**WHAT TO PRODUCE**
Below are the entries; return every line among them that holds the word "rtgMuda".

**DATA IN THIS EXERCISE**
--- START ---
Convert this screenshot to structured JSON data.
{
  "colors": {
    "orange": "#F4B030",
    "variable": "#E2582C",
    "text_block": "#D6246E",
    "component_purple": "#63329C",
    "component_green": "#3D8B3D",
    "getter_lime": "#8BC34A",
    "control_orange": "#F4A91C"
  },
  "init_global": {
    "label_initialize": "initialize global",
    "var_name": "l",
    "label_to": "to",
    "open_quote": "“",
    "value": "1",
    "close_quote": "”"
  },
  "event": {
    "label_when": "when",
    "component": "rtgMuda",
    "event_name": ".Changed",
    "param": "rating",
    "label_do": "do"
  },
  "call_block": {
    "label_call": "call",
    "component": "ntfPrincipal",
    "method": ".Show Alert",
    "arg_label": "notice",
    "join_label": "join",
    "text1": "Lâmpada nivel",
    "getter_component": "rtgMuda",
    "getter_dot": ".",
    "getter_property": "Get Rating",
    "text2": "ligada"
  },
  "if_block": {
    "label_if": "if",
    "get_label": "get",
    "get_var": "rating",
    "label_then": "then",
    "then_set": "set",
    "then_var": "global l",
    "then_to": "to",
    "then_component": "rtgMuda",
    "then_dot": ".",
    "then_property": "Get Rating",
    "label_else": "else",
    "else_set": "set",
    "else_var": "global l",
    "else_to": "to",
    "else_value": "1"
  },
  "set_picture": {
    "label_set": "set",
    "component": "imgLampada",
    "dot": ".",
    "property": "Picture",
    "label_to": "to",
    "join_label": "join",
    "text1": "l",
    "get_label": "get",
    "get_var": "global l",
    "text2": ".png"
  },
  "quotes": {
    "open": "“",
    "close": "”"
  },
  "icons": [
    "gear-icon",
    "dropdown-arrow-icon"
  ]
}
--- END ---
**WORKED SOLUTION**
    "component": "rtgMuda",
    "getter_component": "rtgMuda",
    "then_component": "rtgMuda",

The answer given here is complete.